## DATA FOR ANALYSIS
*** Begin section ***
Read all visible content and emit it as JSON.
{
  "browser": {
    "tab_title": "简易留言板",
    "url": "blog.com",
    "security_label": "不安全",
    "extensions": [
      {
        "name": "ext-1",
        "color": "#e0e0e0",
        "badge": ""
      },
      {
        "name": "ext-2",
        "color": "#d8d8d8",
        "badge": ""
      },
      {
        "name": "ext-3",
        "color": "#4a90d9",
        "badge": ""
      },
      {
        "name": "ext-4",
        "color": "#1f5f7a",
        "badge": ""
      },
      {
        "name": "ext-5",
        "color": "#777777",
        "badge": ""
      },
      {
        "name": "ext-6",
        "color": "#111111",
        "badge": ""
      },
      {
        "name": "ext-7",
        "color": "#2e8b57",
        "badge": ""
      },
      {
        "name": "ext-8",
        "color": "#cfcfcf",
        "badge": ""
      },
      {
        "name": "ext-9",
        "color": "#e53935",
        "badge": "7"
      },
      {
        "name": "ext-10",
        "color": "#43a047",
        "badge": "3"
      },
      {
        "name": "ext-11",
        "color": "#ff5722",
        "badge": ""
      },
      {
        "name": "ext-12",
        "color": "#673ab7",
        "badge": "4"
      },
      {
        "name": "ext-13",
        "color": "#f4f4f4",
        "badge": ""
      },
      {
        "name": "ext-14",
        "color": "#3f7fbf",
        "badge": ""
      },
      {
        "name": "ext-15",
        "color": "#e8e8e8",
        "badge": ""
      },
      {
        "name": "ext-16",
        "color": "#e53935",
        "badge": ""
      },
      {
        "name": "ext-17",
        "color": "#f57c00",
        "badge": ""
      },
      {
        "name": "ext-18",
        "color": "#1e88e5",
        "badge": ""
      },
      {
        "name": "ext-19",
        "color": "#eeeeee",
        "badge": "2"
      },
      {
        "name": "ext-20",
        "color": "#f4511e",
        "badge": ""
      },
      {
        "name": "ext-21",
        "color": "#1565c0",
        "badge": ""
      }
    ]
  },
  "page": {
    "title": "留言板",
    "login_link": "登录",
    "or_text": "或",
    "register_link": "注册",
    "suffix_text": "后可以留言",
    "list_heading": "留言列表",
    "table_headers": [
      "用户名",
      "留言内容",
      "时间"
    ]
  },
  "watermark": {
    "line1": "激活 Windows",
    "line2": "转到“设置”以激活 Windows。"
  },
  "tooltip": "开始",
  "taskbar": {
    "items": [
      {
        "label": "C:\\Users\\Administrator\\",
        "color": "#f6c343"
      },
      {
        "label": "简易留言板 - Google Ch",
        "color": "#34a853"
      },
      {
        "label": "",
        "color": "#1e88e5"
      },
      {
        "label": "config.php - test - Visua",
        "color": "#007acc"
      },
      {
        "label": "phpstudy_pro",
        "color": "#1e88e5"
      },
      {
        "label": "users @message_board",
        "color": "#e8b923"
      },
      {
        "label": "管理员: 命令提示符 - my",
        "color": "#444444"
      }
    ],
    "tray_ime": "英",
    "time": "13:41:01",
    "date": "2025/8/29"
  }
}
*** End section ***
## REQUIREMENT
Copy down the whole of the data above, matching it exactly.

## WRITTEN RESPONSE
Read all visible content and emit it as JSON.
{
  "browser": {
    "tab_title": "简易留言板",
    "url": "blog.com",
    "security_label": "不安全",
    "extensions": [
      {
        "name": "ext-1",
        "color": "#e0e0e0",
        "badge": ""
      },
      {
        "name": "ext-2",
        "color": "#d8d8d8",
        "badge": ""
      },
      {
        "name": "ext-3",
        "color": "#4a90d9",
        "badge": ""
      },
      {
        "name": "ext-4",
        "color": "#1f5f7a",
        "badge": ""
      },
      {
        "name": "ext-5",
        "color": "#777777",
        "badge": ""
      },
      {
        "name": "ext-6",
        "color": "#111111",
        "badge": ""
      },
      {
        "name": "ext-7",
        "color": "#2e8b57",
        "badge": ""
      },
      {
        "name": "ext-8",
        "color": "#cfcfcf",
        "badge": ""
      },
      {
        "name": "ext-9",
        "color": "#e53935",
        "badge": "7"
      },
      {
        "name": "ext-10",
        "color": "#43a047",
        "badge": "3"
      },
      {
        "name": "ext-11",
        "color": "#ff5722",
        "badge": ""
      },
      {
        "name": "ext-12",
        "color": "#673ab7",
        "badge": "4"
      },
      {
        "name": "ext-13",
        "color": "#f4f4f4",
        "badge": ""
      },
      {
        "name": "ext-14",
        "color": "#3f7fbf",
        "badge": ""
      },
      {
        "name": "ext-15",
        "color": "#e8e8e8",
        "badge": ""
      },
      {
        "name": "ext-16",
        "color": "#e53935",
        "badge": ""
      },
      {
        "name": "ext-17",
        "color": "#f57c00",
        "badge": ""
      },
      {
        "name": "ext-18",
        "color": "#1e88e5",
        "badge": ""
      },
      {
        "name": "ext-19",
        "color": "#eeeeee",
        "badge": "2"
      },
      {
        "name": "ext-20",
        "color": "#f4511e",
        "badge": ""
      },
      {
        "name": "ext-21",
        "color": "#1565c0",
        "badge": ""
      }
    ]
  },
  "page": {
    "title": "留言板",
    "login_link": "登录",
    "or_text": "或",
    "register_link": "注册",
    "suffix_text": "后可以留言",
    "list_heading": "留言列表",
    "table_headers": [
      "用户名",
      "留言内容",
      "时间"
    ]
  },
  "watermark": {
    "line1": "激活 Windows",
    "line2": "转到“设置”以激活 Windows。"
  },
  "tooltip": "开始",
  "taskbar": {
    "items": [
      {
        "label": "C:\\Users\\Administrator\\",
        "color": "#f6c343"
      },
      {
        "label": "简易留言板 - Google Ch",
        "color": "#34a853"
      },
      {
        "label": "",
        "color": "#1e88e5"
      },
      {
        "label": "config.php - test - Visua",
        "color": "#007acc"
      },
      {
        "label": "phpstudy_pro",
        "color": "#1e88e5"
      },
      {
        "label": "users @message_board",
        "color": "#e8b923"
      },
      {
        "label": "管理员: 命令提示符 - my",
        "color": "#444444"
      }
    ],
    "tray_ime": "英",
    "time": "13:41:01",
    "date": "2025/8/29"
  }
}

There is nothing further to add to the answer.